• [TASK REQUIREMENTS]: Character for character, give back every line below.

======== DATASET CONTENT

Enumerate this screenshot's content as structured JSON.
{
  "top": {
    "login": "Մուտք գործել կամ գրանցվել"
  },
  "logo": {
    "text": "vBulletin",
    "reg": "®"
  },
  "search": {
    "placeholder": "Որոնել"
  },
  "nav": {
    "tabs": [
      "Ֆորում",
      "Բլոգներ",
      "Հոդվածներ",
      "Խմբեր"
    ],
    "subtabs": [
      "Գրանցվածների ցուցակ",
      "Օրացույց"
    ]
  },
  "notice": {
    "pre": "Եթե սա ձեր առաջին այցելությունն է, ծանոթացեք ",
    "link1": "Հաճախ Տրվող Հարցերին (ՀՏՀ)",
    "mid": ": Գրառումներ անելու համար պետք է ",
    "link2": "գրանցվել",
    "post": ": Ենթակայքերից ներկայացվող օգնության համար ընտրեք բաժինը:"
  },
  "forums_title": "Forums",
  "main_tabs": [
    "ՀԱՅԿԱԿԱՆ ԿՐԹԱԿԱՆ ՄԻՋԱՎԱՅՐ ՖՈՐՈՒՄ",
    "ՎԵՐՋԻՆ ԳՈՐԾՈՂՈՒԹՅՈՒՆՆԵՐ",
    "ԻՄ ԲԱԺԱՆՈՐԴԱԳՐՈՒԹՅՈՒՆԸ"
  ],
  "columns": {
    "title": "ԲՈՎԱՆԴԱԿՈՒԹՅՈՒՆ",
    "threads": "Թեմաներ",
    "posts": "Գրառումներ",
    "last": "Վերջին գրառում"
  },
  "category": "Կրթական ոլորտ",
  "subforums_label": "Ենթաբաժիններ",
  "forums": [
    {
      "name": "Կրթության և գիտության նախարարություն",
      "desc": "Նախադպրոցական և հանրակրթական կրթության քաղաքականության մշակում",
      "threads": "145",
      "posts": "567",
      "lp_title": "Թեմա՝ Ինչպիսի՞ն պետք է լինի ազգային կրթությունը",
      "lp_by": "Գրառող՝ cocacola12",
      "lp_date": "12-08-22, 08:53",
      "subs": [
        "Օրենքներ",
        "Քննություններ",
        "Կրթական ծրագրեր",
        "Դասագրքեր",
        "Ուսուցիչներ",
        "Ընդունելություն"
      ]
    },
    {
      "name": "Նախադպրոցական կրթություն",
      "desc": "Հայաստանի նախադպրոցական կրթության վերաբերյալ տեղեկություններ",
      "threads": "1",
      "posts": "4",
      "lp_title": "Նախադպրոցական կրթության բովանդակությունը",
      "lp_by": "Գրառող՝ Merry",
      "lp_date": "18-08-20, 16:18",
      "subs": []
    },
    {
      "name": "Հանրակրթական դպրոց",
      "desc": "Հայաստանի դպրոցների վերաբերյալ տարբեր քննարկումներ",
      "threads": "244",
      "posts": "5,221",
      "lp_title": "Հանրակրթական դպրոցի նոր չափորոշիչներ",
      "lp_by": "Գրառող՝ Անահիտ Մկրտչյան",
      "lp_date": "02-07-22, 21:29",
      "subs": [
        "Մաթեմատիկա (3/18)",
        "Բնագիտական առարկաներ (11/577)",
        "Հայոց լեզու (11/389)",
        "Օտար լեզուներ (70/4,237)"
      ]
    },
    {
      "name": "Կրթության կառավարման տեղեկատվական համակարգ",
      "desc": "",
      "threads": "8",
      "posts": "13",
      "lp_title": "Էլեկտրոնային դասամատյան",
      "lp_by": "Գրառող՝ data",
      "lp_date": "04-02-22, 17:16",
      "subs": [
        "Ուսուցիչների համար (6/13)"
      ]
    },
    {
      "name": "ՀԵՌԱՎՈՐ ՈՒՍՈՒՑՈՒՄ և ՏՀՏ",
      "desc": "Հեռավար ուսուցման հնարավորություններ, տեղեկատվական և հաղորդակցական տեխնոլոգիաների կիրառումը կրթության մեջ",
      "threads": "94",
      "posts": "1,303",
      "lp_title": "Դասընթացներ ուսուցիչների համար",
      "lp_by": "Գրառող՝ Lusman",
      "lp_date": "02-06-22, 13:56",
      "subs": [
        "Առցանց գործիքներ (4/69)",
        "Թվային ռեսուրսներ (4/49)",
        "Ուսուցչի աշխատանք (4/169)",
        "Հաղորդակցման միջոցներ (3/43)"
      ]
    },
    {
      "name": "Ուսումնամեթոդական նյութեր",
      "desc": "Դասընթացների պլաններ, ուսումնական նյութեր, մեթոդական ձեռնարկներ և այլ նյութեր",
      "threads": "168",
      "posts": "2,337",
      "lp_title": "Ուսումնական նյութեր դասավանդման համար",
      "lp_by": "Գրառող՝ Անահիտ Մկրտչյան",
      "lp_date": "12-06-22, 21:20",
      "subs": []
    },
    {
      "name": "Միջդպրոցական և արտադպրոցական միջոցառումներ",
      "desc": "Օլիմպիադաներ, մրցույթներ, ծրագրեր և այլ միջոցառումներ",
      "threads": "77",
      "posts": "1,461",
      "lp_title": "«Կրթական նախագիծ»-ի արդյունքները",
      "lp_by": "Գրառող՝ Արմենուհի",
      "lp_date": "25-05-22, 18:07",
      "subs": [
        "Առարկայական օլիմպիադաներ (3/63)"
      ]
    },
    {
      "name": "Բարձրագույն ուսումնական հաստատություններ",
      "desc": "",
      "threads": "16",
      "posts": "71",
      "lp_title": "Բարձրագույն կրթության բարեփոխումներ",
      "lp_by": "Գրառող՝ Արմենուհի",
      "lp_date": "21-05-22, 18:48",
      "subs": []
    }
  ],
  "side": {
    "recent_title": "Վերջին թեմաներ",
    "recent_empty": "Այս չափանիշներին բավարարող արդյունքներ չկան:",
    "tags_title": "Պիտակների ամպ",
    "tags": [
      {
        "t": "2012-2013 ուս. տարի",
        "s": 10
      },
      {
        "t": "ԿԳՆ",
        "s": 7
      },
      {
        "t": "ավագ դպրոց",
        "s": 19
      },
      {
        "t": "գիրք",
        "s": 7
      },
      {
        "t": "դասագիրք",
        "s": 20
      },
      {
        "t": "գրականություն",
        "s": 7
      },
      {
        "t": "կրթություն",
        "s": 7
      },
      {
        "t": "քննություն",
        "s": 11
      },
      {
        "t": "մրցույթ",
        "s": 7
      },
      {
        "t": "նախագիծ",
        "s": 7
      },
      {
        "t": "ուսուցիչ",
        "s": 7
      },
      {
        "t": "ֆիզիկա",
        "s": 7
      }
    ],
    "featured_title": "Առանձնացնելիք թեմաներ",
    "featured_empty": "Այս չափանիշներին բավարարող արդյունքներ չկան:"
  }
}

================

• [OUTPUT FOR THIS TASK]:
Enumerate this screenshot's content as structured JSON.
{
  "top": {
    "login": "Մուտք գործել կամ գրանցվել"
  },
  "logo": {
    "text": "vBulletin",
    "reg": "®"
  },
  "search": {
    "placeholder": "Որոնել"
  },
  "nav": {
    "tabs": [
      "Ֆորում",
      "Բլոգներ",
      "Հոդվածներ",
      "Խմբեր"
    ],
    "subtabs": [
      "Գրանցվածների ցուցակ",
      "Օրացույց"
    ]
  },
  "notice": {
    "pre": "Եթե սա ձեր առաջին այցելությունն է, ծանոթացեք ",
    "link1": "Հաճախ Տրվող Հարցերին (ՀՏՀ)",
    "mid": ": Գրառումներ անելու համար պետք է ",
    "link2": "գրանցվել",
    "post": ": Ենթակայքերից ներկայացվող օգնության համար ընտրեք բաժինը:"
  },
  "forums_title": "Forums",
  "main_tabs": [
    "ՀԱՅԿԱԿԱՆ ԿՐԹԱԿԱՆ ՄԻՋԱՎԱՅՐ ՖՈՐՈՒՄ",
    "ՎԵՐՋԻՆ ԳՈՐԾՈՂՈՒԹՅՈՒՆՆԵՐ",
    "ԻՄ ԲԱԺԱՆՈՐԴԱԳՐՈՒԹՅՈՒՆԸ"
  ],
  "columns": {
    "title": "ԲՈՎԱՆԴԱԿՈՒԹՅՈՒՆ",
    "threads": "Թեմաներ",
    "posts": "Գրառումներ",
    "last": "Վերջին գրառում"
  },
  "category": "Կրթական ոլորտ",
  "subforums_label": "Ենթաբաժիններ",
  "forums": [
    {
      "name": "Կրթության և գիտության նախարարություն",
      "desc": "Նախադպրոցական և հանրակրթական կրթության քաղաքականության մշակում",
      "threads": "145",
      "posts": "567",
      "lp_title": "Թեմա՝ Ինչպիսի՞ն պետք է լինի ազգային կրթությունը",
      "lp_by": "Գրառող՝ cocacola12",
      "lp_date": "12-08-22, 08:53",
      "subs": [
        "Օրենքներ",
        "Քննություններ",
        "Կրթական ծրագրեր",
        "Դասագրքեր",
        "Ուսուցիչներ",
        "Ընդունելություն"
      ]
    },
    {
      "name": "Նախադպրոցական կրթություն",
      "desc": "Հայաստանի նախադպրոցական կրթության վերաբերյալ տեղեկություններ",
      "threads": "1",
      "posts": "4",
      "lp_title": "Նախադպրոցական կրթության բովանդակությունը",
      "lp_by": "Գրառող՝ Merry",
      "lp_date": "18-08-20, 16:18",
      "subs": []
    },
    {
      "name": "Հանրակրթական դպրոց",
      "desc": "Հայաստանի դպրոցների վերաբերյալ տարբեր քննարկումներ",
      "threads": "244",
      "posts": "5,221",
      "lp_title": "Հանրակրթական դպրոցի նոր չափորոշիչներ",
      "lp_by": "Գրառող՝ Անահիտ Մկրտչյան",
      "lp_date": "02-07-22, 21:29",
      "subs": [
        "Մաթեմատիկա (3/18)",
        "Բնագիտական առարկաներ (11/577)",
        "Հայոց լեզու (11/389)",
        "Օտար լեզուներ (70/4,237)"
      ]
    },
    {
      "name": "Կրթության կառավարման տեղեկատվական համակարգ",
      "desc": "",
      "threads": "8",
      "posts": "13",
      "lp_title": "Էլեկտրոնային դասամատյան",
      "lp_by": "Գրառող՝ data",
      "lp_date": "04-02-22, 17:16",
      "subs": [
        "Ուսուցիչների համար (6/13)"
      ]
    },
    {
      "name": "ՀԵՌԱՎՈՐ ՈՒՍՈՒՑՈՒՄ և ՏՀՏ",
      "desc": "Հեռավար ուսուցման հնարավորություններ, տեղեկատվական և հաղորդակցական տեխնոլոգիաների կիրառումը կրթության մեջ",
      "threads": "94",
      "posts": "1,303",
      "lp_title": "Դասընթացներ ուսուցիչների համար",
      "lp_by": "Գրառող՝ Lusman",
      "lp_date": "02-06-22, 13:56",
      "subs": [
        "Առցանց գործիքներ (4/69)",
        "Թվային ռեսուրսներ (4/49)",
        "Ուսուցչի աշխատանք (4/169)",
        "Հաղորդակցման միջոցներ (3/43)"
      ]
    },
    {
      "name": "Ուսումնամեթոդական նյութեր",
      "desc": "Դասընթացների պլաններ, ուսումնական նյութեր, մեթոդական ձեռնարկներ և այլ նյութեր",
      "threads": "168",
      "posts": "2,337",
      "lp_title": "Ուսումնական նյութեր դասավանդման համար",
      "lp_by": "Գրառող՝ Անահիտ Մկրտչյան",
      "lp_date": "12-06-22, 21:20",
      "subs": []
    },
    {
      "name": "Միջդպրոցական և արտադպրոցական միջոցառումներ",
      "desc": "Օլիմպիադաներ, մրցույթներ, ծրագրեր և այլ միջոցառումներ",
      "threads": "77",
      "posts": "1,461",
      "lp_title": "«Կրթական նախագիծ»-ի արդյունքները",
      "lp_by": "Գրառող՝ Արմենուհի",
      "lp_date": "25-05-22, 18:07",
      "subs": [
        "Առարկայական օլիմպիադաներ (3/63)"
      ]
    },
    {
      "name": "Բարձրագույն ուսումնական հաստատություններ",
      "desc": "",
      "threads": "16",
      "posts": "71",
      "lp_title": "Բարձրագույն կրթության բարեփոխումներ",
      "lp_by": "Գրառող՝ Արմենուհի",
      "lp_date": "21-05-22, 18:48",
      "subs": []
    }
  ],
  "side": {
    "recent_title": "Վերջին թեմաներ",
    "recent_empty": "Այս չափանիշներին բավարարող արդյունքներ չկան:",
    "tags_title": "Պիտակների ամպ",
    "tags": [
      {
        "t": "2012-2013 ուս. տարի",
        "s": 10
      },
      {
        "t": "ԿԳՆ",
        "s": 7
      },
      {
        "t": "ավագ դպրոց",
        "s": 19
      },
      {
        "t": "գիրք",
        "s": 7
      },
      {
        "t": "դասագիրք",
        "s": 20
      },
      {
        "t": "գրականություն",
        "s": 7
      },
      {
        "t": "կրթություն",
        "s": 7
      },
      {
        "t": "քննություն",
        "s": 11
      },
      {
        "t": "մրցույթ",
        "s": 7
      },
      {
        "t": "նախագիծ",
        "s": 7
      },
      {
        "t": "ուսուցիչ",
        "s": 7
      },
      {
        "t": "ֆիզիկա",
        "s": 7
      }
    ],
    "featured_title": "Առանձնացնելիք թեմաներ",
    "featured_empty": "Այս չափանիշներին բավարարող արդյունքներ չկան:"
  }
}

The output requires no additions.